_TASK INPUT:_
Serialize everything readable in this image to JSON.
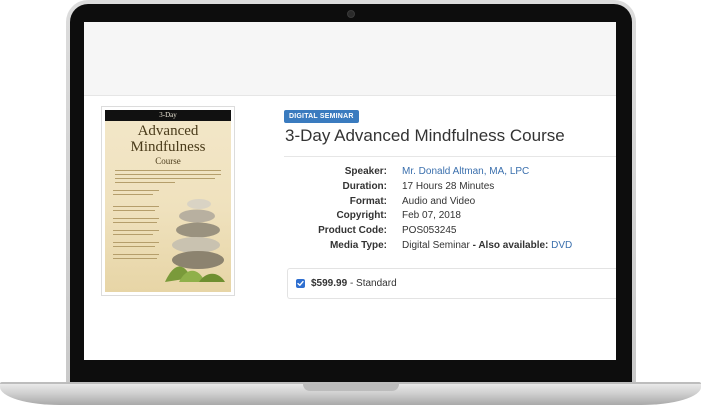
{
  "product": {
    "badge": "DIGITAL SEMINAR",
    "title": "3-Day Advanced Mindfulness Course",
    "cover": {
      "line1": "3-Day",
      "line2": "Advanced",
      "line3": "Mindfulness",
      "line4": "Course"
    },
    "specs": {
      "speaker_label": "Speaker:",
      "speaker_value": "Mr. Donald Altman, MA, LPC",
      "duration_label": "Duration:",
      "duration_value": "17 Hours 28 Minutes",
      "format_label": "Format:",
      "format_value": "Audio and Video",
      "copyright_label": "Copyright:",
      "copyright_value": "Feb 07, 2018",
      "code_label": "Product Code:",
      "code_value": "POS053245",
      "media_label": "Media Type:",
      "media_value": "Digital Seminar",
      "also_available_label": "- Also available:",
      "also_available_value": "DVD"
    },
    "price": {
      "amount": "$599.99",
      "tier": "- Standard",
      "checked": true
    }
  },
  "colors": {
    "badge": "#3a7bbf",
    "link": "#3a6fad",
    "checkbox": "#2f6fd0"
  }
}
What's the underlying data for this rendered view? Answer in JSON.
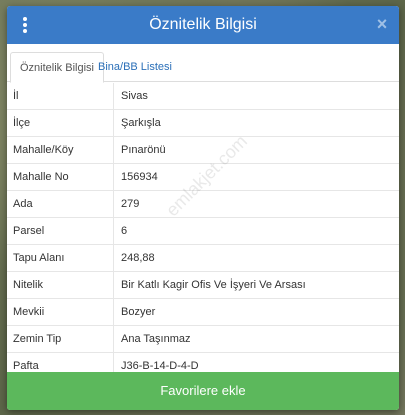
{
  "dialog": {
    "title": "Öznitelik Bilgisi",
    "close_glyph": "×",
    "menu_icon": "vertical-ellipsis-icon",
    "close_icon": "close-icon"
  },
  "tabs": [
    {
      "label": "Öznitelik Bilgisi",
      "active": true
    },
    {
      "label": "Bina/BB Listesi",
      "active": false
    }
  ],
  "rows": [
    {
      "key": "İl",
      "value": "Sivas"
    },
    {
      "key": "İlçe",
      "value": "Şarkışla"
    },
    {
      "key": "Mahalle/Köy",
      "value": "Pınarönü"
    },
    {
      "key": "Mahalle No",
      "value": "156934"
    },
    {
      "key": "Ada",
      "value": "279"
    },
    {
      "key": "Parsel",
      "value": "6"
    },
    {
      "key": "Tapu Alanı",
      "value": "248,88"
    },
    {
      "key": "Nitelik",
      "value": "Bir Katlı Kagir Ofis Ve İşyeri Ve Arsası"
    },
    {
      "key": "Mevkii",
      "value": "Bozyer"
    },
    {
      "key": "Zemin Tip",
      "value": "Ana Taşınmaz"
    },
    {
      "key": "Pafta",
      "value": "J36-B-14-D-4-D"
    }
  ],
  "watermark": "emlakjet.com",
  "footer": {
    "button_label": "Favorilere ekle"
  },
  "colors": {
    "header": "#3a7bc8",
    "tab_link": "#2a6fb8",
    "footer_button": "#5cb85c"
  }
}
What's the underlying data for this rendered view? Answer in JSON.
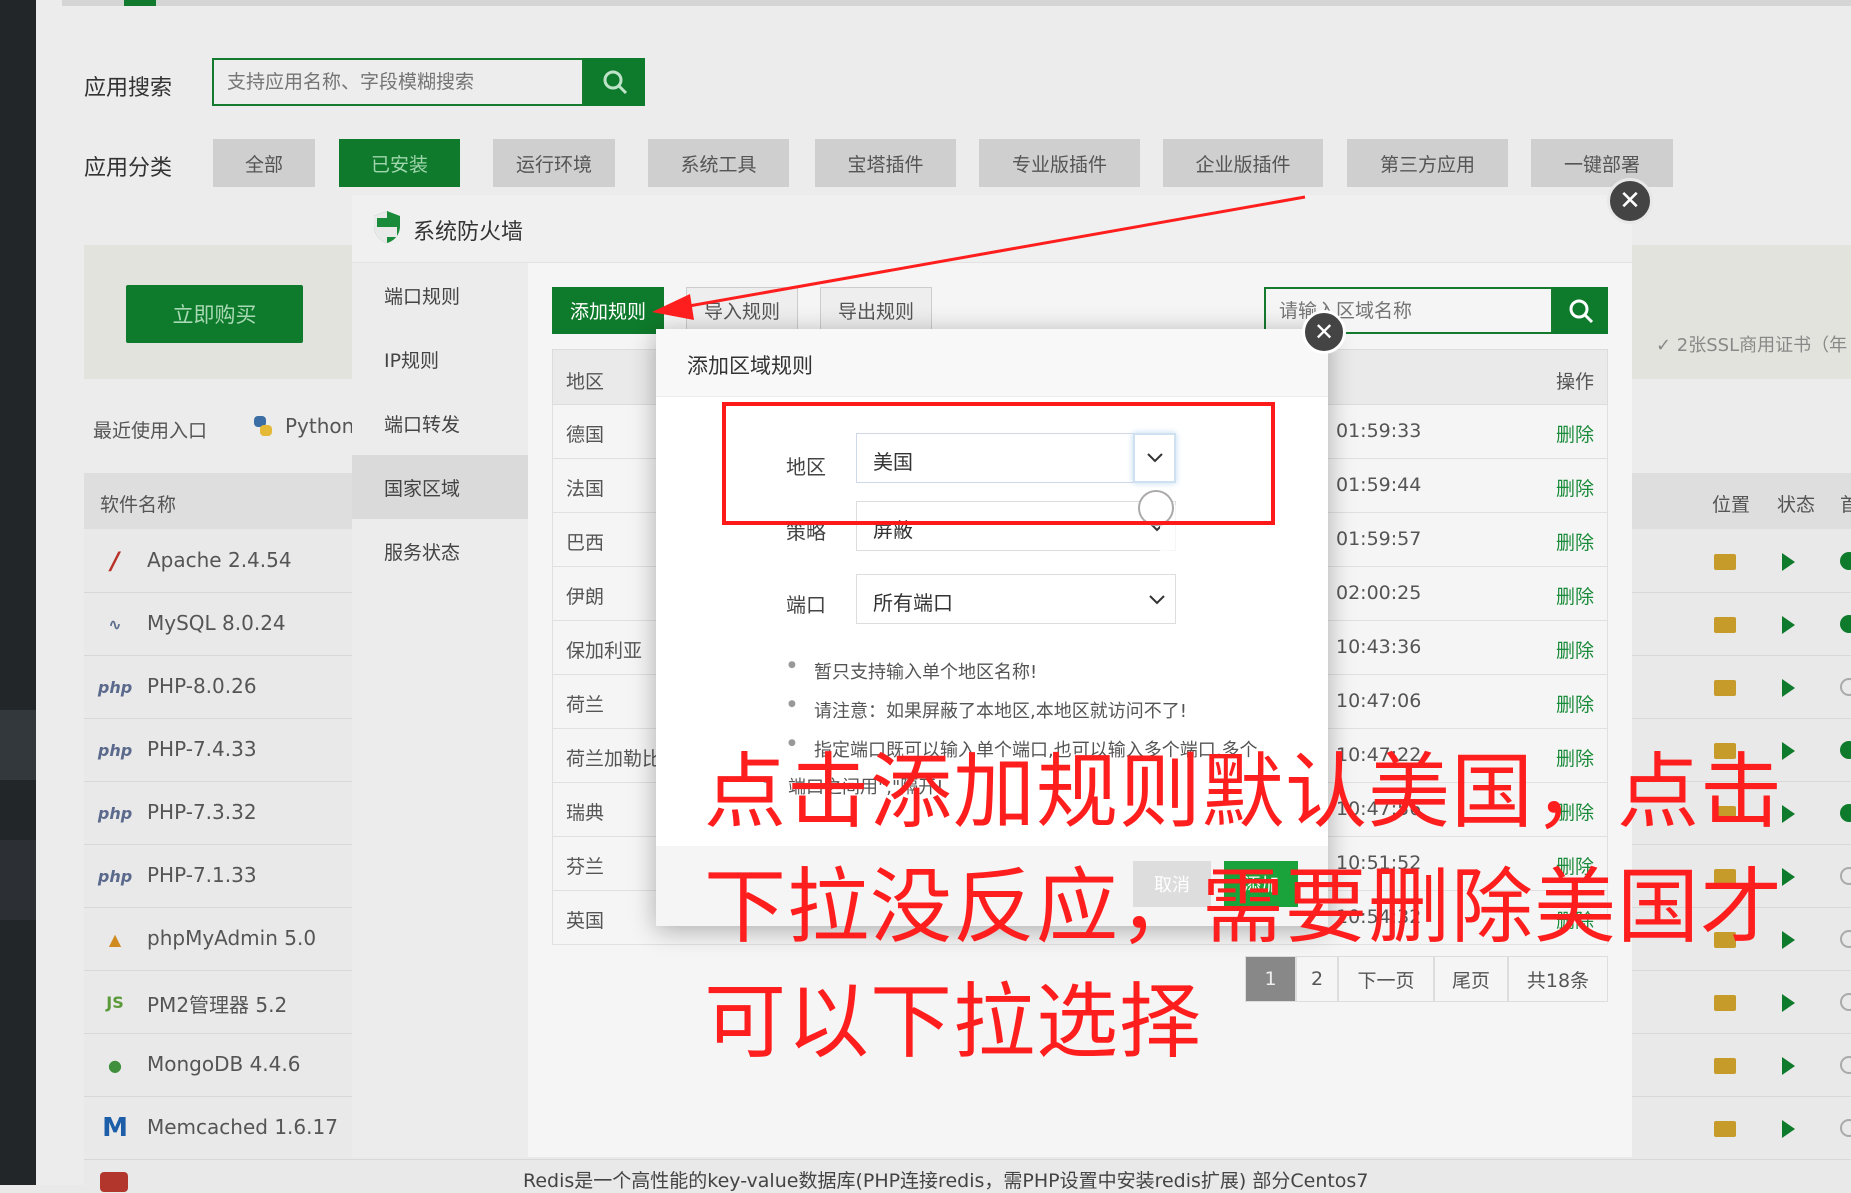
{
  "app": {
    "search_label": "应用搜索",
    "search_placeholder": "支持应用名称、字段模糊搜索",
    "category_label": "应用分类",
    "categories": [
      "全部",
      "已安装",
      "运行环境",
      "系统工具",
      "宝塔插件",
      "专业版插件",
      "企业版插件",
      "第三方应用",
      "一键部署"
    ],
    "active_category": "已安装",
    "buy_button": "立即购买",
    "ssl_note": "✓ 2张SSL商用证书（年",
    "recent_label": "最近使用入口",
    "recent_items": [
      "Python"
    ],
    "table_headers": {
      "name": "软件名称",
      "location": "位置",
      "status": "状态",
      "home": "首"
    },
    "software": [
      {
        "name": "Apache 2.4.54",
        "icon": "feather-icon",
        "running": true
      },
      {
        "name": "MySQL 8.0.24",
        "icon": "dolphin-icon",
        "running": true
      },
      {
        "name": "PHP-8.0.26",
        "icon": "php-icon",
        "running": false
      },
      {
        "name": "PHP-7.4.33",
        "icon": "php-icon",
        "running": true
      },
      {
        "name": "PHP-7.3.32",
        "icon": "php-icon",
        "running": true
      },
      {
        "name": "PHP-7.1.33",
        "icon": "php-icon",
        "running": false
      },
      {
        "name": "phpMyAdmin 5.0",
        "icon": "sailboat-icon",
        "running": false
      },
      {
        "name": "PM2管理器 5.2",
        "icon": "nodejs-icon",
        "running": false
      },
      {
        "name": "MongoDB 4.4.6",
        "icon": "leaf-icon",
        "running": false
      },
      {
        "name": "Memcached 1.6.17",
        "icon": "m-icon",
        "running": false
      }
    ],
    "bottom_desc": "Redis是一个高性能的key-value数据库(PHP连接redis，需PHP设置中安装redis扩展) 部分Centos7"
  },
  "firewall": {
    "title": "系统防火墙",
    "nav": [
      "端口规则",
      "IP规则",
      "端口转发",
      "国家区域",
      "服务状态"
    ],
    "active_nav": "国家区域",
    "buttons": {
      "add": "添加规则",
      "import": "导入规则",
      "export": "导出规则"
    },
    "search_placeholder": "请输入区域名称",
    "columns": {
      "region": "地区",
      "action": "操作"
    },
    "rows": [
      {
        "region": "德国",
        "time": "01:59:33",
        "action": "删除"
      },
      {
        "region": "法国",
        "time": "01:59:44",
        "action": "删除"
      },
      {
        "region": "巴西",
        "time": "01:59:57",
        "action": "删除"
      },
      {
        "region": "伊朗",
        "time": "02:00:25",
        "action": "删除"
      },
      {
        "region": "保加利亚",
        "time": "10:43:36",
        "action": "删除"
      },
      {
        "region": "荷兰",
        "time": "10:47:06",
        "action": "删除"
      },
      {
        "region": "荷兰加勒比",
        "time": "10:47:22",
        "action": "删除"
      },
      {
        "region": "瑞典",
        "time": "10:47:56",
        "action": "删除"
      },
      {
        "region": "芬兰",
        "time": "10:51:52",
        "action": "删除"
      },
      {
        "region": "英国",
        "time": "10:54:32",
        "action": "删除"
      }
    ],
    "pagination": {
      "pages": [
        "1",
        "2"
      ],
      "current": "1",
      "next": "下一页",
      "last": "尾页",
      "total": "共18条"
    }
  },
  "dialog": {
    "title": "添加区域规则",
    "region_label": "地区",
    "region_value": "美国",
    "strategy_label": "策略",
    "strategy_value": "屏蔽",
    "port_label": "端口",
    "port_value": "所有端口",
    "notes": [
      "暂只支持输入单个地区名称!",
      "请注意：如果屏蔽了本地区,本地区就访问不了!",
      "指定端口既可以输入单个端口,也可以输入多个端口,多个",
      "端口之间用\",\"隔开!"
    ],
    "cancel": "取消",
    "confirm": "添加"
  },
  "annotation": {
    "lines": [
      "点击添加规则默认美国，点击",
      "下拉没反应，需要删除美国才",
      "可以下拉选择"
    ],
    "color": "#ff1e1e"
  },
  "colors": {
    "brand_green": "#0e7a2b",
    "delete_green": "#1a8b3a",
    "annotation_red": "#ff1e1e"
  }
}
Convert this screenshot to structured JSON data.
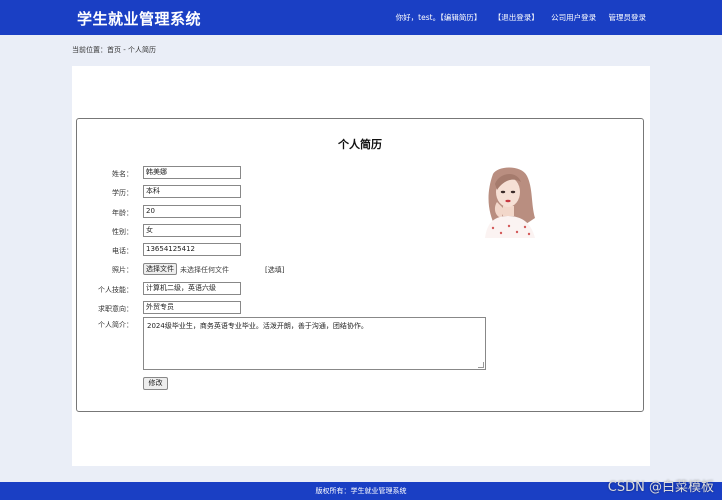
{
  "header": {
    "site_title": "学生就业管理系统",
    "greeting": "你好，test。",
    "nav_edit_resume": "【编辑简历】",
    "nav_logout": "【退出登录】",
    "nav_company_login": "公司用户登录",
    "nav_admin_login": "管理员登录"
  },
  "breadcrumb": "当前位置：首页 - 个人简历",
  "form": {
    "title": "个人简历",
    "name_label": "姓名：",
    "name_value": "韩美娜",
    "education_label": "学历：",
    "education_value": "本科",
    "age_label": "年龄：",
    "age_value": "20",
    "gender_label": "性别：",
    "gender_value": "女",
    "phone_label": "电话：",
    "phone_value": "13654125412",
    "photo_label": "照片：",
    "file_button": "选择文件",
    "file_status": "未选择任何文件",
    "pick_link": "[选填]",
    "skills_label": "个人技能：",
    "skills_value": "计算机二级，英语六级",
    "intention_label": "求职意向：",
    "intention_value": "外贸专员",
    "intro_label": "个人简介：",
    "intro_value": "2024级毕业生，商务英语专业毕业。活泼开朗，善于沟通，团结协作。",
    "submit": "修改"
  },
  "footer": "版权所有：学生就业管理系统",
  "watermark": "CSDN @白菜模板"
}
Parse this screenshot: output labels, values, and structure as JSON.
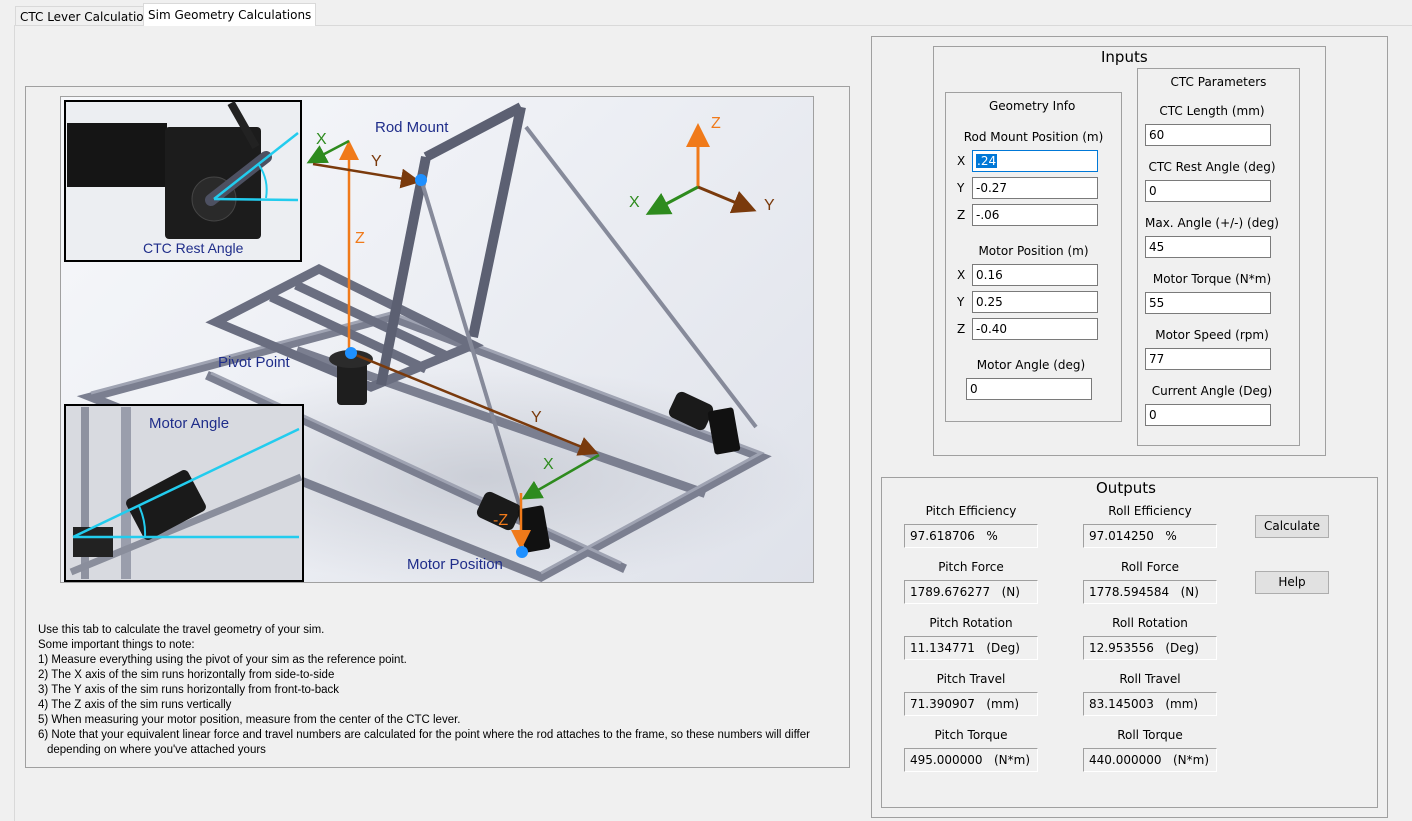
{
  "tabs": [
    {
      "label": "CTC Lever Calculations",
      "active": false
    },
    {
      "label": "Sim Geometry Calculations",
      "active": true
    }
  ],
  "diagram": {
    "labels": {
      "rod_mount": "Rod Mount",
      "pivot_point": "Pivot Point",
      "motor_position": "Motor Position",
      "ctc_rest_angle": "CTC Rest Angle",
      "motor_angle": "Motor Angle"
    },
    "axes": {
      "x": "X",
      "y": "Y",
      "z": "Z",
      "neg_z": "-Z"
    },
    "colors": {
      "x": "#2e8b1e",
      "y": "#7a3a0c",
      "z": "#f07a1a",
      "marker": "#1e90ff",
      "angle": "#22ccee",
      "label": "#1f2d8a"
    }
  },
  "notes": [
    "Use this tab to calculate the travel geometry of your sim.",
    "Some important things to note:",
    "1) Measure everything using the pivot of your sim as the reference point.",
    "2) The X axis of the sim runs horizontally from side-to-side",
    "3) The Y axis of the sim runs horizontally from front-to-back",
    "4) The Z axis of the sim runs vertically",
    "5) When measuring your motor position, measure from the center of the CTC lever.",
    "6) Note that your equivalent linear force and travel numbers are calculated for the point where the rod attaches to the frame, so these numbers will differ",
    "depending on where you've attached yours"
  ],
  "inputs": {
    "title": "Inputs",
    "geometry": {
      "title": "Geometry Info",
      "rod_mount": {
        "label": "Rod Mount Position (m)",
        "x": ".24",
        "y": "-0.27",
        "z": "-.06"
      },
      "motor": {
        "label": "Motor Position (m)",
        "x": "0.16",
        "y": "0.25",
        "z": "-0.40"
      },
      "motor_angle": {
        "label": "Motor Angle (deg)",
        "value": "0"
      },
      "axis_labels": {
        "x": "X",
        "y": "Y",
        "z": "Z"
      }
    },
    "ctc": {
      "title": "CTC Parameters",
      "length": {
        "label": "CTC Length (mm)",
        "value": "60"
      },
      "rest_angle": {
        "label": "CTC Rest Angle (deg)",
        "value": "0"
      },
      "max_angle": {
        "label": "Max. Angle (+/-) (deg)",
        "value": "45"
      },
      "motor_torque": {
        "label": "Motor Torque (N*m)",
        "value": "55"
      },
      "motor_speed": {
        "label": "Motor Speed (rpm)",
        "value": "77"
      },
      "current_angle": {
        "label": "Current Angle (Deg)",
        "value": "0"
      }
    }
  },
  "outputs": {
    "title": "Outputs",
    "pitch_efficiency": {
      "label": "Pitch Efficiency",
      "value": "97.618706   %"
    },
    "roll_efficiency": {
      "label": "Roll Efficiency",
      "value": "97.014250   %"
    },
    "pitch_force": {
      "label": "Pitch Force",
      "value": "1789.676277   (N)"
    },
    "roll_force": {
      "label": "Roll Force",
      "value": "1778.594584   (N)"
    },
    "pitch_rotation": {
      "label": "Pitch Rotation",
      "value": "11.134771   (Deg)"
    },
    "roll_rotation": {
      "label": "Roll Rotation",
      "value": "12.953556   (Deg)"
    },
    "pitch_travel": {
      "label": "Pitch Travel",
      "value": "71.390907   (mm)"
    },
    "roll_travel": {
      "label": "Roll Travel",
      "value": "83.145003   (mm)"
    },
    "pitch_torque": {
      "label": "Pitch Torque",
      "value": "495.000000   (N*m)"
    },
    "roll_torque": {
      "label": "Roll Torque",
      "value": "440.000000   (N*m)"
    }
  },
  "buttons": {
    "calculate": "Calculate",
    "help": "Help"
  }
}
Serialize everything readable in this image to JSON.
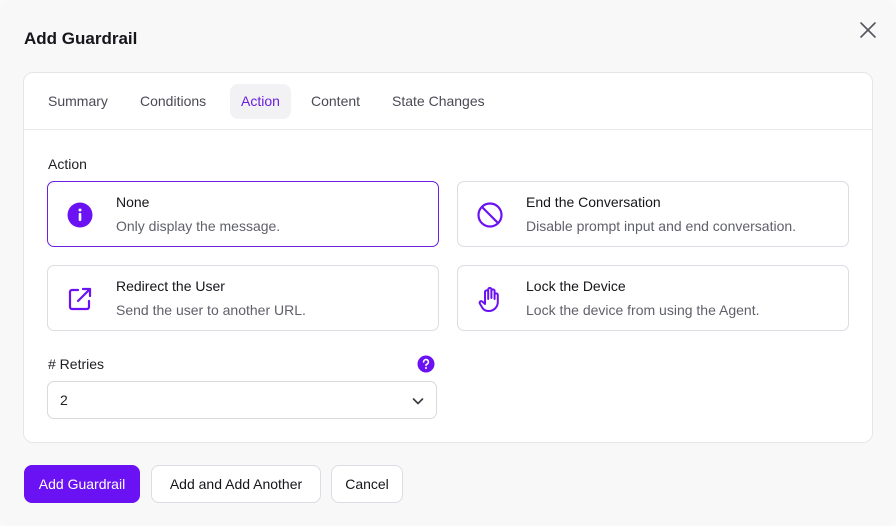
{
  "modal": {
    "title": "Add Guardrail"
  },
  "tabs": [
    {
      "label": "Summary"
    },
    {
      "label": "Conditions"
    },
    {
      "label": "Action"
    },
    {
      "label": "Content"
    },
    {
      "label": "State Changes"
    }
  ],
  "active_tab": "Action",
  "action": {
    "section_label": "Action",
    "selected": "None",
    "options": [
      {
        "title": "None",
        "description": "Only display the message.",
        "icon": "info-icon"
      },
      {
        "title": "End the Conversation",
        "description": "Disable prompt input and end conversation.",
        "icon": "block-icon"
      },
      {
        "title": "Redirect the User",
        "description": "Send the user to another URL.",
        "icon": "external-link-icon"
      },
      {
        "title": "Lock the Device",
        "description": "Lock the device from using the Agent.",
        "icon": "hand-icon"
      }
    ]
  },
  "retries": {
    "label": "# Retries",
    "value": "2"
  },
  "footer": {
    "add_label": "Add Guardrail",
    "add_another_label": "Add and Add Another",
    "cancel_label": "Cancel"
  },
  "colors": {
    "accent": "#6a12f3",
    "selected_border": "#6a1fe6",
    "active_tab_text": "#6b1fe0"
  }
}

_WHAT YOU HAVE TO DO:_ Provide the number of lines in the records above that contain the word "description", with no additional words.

_PROBLEM SOLUTION:_ 4